*EXERCISE INSTRUCTIONS*
Every entry is to be returned unchanged, and no picture is to be included.

*PROVIDED DATA*
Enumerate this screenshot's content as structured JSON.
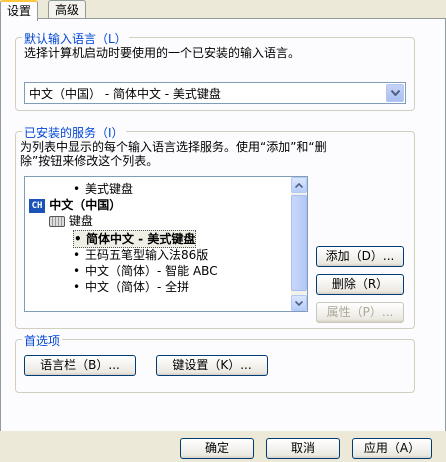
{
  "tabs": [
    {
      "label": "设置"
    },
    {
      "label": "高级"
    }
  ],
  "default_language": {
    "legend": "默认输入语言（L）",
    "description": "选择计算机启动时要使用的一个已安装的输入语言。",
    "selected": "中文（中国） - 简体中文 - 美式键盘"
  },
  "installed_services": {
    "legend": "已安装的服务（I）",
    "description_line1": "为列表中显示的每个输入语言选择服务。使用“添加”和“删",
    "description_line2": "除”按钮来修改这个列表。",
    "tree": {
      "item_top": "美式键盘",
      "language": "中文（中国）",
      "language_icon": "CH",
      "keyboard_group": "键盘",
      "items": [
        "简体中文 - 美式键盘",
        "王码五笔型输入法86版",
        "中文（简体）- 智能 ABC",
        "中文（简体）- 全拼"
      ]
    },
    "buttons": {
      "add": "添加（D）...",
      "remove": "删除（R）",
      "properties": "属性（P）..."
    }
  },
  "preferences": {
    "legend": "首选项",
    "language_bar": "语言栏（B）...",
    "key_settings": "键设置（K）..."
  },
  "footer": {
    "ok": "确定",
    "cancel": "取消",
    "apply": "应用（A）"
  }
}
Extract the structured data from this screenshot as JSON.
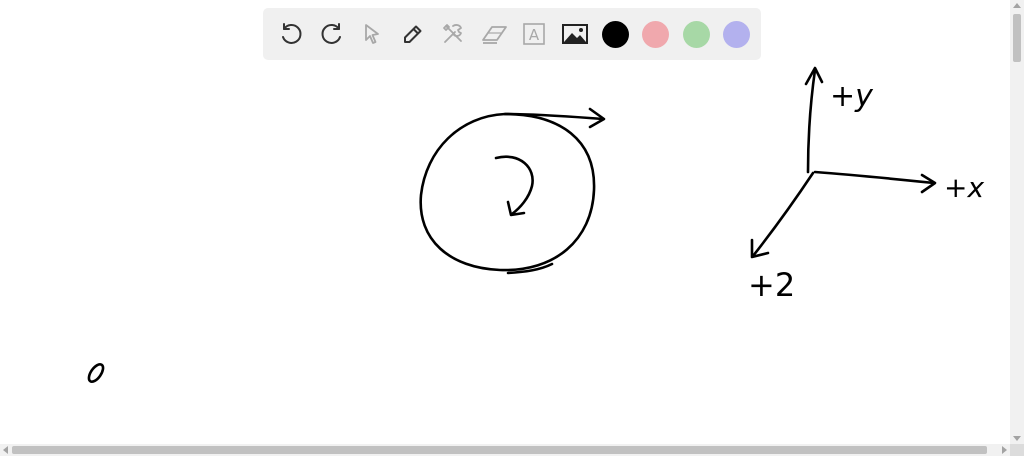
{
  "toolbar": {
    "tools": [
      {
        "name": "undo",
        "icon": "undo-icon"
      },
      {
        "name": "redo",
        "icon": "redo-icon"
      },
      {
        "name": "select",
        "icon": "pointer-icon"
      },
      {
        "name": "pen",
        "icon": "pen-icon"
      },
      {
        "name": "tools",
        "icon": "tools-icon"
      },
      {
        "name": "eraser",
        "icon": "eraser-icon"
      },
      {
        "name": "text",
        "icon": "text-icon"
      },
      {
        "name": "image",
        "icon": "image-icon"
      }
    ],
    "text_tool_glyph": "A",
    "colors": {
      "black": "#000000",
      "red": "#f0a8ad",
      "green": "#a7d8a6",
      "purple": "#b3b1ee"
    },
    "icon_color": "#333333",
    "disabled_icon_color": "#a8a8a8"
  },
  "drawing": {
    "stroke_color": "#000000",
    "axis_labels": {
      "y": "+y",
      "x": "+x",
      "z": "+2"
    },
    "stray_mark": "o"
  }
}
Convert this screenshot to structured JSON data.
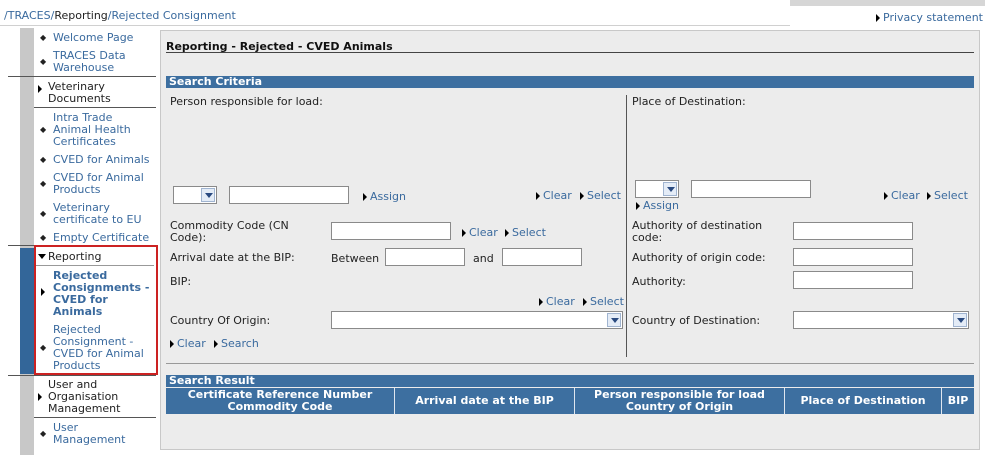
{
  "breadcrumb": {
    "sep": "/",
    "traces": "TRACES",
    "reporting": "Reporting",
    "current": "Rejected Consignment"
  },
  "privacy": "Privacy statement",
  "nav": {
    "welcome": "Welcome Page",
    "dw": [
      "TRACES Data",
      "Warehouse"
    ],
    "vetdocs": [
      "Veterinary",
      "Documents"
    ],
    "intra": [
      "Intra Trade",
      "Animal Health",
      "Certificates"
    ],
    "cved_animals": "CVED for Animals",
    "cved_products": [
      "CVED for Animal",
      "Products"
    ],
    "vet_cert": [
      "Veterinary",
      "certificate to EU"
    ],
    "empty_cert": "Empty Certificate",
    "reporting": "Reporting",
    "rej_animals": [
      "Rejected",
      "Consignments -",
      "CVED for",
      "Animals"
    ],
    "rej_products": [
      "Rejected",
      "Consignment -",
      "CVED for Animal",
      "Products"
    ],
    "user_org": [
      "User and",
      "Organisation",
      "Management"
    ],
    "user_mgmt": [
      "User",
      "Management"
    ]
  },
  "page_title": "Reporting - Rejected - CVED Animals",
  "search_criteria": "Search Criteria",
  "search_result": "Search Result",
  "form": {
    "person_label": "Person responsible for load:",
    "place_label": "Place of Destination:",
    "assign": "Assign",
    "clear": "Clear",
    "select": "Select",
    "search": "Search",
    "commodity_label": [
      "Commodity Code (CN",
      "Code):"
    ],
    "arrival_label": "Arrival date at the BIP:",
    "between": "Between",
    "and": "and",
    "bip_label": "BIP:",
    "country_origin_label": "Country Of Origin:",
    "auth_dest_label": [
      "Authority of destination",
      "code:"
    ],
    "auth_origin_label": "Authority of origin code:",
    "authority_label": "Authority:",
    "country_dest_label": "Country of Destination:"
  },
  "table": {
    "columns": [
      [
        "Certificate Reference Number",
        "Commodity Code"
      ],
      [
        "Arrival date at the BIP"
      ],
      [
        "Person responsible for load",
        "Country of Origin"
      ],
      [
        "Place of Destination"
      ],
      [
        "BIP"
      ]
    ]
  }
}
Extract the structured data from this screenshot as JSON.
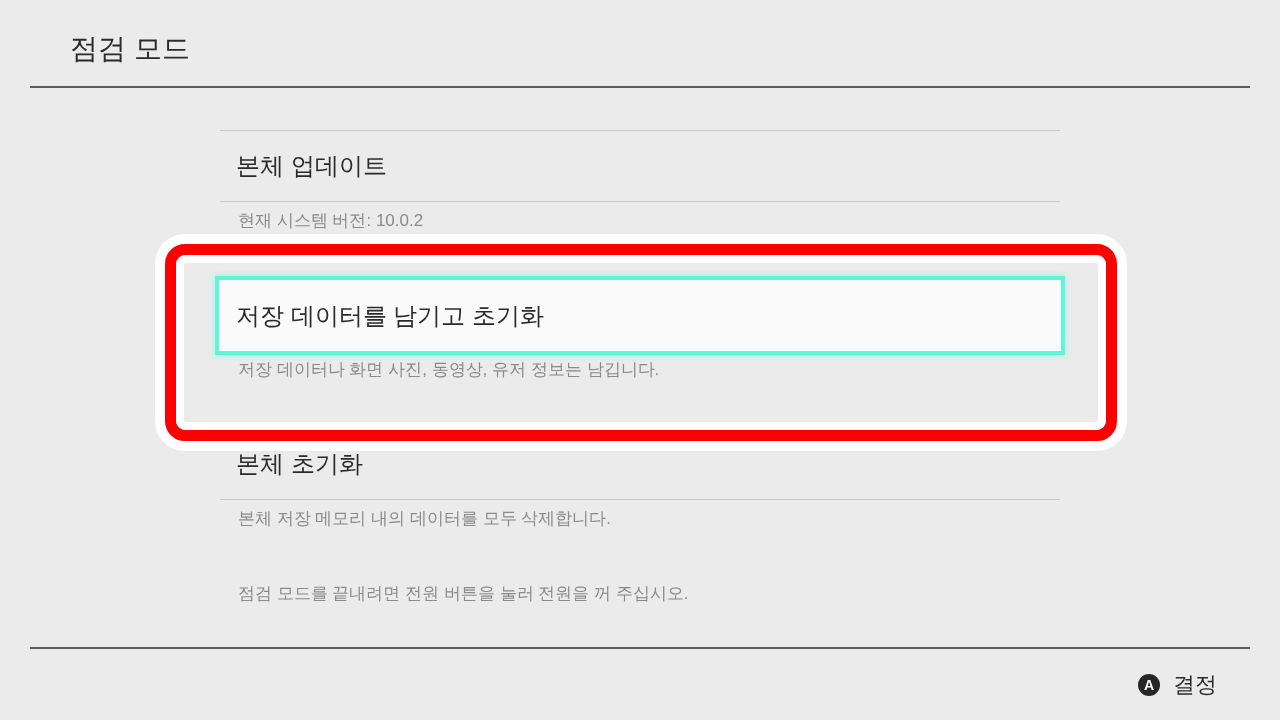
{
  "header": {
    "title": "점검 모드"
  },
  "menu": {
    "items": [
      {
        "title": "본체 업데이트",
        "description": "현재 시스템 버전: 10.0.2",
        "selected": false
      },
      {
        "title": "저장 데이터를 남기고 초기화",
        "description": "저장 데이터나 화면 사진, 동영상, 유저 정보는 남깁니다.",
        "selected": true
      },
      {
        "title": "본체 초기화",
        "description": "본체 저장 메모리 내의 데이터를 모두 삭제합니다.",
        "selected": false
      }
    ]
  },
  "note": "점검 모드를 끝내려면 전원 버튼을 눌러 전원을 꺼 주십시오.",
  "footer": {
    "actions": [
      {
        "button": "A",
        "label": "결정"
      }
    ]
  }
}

*ANSWER FOR THE TASK*
Enumerate this screenshot's content as structured JSON.
{
  "tabs": [
    {
      "label": "设置"
    },
    {
      "label": "高级"
    }
  ],
  "default_language": {
    "legend": "默认输入语言（L）",
    "description": "选择计算机启动时要使用的一个已安装的输入语言。",
    "selected": "中文（中国） - 简体中文 - 美式键盘"
  },
  "installed_services": {
    "legend": "已安装的服务（I）",
    "description_line1": "为列表中显示的每个输入语言选择服务。使用“添加”和“删",
    "description_line2": "除”按钮来修改这个列表。",
    "tree": {
      "item_top": "美式键盘",
      "language": "中文（中国）",
      "language_icon": "CH",
      "keyboard_group": "键盘",
      "items": [
        "简体中文 - 美式键盘",
        "王码五笔型输入法86版",
        "中文（简体）- 智能 ABC",
        "中文（简体）- 全拼"
      ]
    },
    "buttons": {
      "add": "添加（D）...",
      "remove": "删除（R）",
      "properties": "属性（P）..."
    }
  },
  "preferences": {
    "legend": "首选项",
    "language_bar": "语言栏（B）...",
    "key_settings": "键设置（K）..."
  },
  "footer": {
    "ok": "确定",
    "cancel": "取消",
    "apply": "应用（A）"
  }
}
Extract the structured data from this screenshot as JSON.
{
  "toolbar": {
    "tools": [
      {
        "name": "undo",
        "icon": "undo-icon"
      },
      {
        "name": "redo",
        "icon": "redo-icon"
      },
      {
        "name": "select",
        "icon": "pointer-icon"
      },
      {
        "name": "pen",
        "icon": "pen-icon"
      },
      {
        "name": "tools",
        "icon": "tools-icon"
      },
      {
        "name": "eraser",
        "icon": "eraser-icon"
      },
      {
        "name": "text",
        "icon": "text-icon"
      },
      {
        "name": "image",
        "icon": "image-icon"
      }
    ],
    "text_tool_glyph": "A",
    "colors": {
      "black": "#000000",
      "red": "#f0a8ad",
      "green": "#a7d8a6",
      "purple": "#b3b1ee"
    },
    "icon_color": "#333333",
    "disabled_icon_color": "#a8a8a8"
  },
  "drawing": {
    "stroke_color": "#000000",
    "axis_labels": {
      "y": "+y",
      "x": "+x",
      "z": "+2"
    },
    "stray_mark": "o"
  }
}
Convert this screenshot to structured JSON data.
{
  "breadcrumb": {
    "sep": "/",
    "traces": "TRACES",
    "reporting": "Reporting",
    "current": "Rejected Consignment"
  },
  "privacy": "Privacy statement",
  "nav": {
    "welcome": "Welcome Page",
    "dw": [
      "TRACES Data",
      "Warehouse"
    ],
    "vetdocs": [
      "Veterinary",
      "Documents"
    ],
    "intra": [
      "Intra Trade",
      "Animal Health",
      "Certificates"
    ],
    "cved_animals": "CVED for Animals",
    "cved_products": [
      "CVED for Animal",
      "Products"
    ],
    "vet_cert": [
      "Veterinary",
      "certificate to EU"
    ],
    "empty_cert": "Empty Certificate",
    "reporting": "Reporting",
    "rej_animals": [
      "Rejected",
      "Consignments -",
      "CVED for",
      "Animals"
    ],
    "rej_products": [
      "Rejected",
      "Consignment -",
      "CVED for Animal",
      "Products"
    ],
    "user_org": [
      "User and",
      "Organisation",
      "Management"
    ],
    "user_mgmt": [
      "User",
      "Management"
    ]
  },
  "page_title": "Reporting - Rejected - CVED Animals",
  "search_criteria": "Search Criteria",
  "search_result": "Search Result",
  "form": {
    "person_label": "Person responsible for load:",
    "place_label": "Place of Destination:",
    "assign": "Assign",
    "clear": "Clear",
    "select": "Select",
    "search": "Search",
    "commodity_label": [
      "Commodity Code (CN",
      "Code):"
    ],
    "arrival_label": "Arrival date at the BIP:",
    "between": "Between",
    "and": "and",
    "bip_label": "BIP:",
    "country_origin_label": "Country Of Origin:",
    "auth_dest_label": [
      "Authority of destination",
      "code:"
    ],
    "auth_origin_label": "Authority of origin code:",
    "authority_label": "Authority:",
    "country_dest_label": "Country of Destination:"
  },
  "table": {
    "columns": [
      [
        "Certificate Reference Number",
        "Commodity Code"
      ],
      [
        "Arrival date at the BIP"
      ],
      [
        "Person responsible for load",
        "Country of Origin"
      ],
      [
        "Place of Destination"
      ],
      [
        "BIP"
      ]
    ]
  }
}
Extract the structured data from this screenshot as JSON.
{
  "header": {
    "title": "점검 모드"
  },
  "menu": {
    "items": [
      {
        "title": "본체 업데이트",
        "description": "현재 시스템 버전: 10.0.2",
        "selected": false
      },
      {
        "title": "저장 데이터를 남기고 초기화",
        "description": "저장 데이터나 화면 사진, 동영상, 유저 정보는 남깁니다.",
        "selected": true
      },
      {
        "title": "본체 초기화",
        "description": "본체 저장 메모리 내의 데이터를 모두 삭제합니다.",
        "selected": false
      }
    ]
  },
  "note": "점검 모드를 끝내려면 전원 버튼을 눌러 전원을 꺼 주십시오.",
  "footer": {
    "actions": [
      {
        "button": "A",
        "label": "결정"
      }
    ]
  }
}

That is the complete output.